'''

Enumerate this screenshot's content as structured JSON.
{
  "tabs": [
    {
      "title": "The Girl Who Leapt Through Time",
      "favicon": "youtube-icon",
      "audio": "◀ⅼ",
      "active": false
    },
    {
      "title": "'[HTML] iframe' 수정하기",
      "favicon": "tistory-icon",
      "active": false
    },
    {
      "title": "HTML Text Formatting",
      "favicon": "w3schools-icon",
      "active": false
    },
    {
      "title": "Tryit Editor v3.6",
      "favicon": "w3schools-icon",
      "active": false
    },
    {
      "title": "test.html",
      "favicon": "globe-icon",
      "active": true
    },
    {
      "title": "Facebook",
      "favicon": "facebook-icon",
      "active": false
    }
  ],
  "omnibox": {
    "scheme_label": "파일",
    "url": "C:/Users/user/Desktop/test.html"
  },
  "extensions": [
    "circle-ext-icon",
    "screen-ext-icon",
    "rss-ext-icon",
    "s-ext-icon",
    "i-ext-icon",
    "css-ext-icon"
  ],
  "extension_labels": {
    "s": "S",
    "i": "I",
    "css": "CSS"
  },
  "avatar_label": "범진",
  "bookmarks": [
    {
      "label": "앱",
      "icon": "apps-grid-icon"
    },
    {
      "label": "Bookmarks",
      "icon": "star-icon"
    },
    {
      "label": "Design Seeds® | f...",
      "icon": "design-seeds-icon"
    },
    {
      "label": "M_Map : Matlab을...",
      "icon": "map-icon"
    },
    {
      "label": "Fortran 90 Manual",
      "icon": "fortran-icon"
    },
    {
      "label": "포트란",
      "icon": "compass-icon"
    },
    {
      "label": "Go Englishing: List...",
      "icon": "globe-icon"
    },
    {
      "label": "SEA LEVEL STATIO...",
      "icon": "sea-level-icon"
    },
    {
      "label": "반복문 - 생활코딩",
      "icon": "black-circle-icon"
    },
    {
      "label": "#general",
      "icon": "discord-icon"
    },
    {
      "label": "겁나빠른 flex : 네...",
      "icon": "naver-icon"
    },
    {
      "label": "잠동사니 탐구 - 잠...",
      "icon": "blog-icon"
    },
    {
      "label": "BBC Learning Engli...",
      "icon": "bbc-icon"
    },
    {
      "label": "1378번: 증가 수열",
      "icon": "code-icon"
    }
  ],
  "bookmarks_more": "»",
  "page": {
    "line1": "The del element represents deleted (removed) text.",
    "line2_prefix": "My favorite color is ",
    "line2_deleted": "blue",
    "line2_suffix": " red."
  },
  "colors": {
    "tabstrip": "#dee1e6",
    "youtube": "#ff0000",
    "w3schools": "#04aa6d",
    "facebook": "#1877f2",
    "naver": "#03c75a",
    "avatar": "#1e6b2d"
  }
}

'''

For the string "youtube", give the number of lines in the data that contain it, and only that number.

**Exercise solution:**
2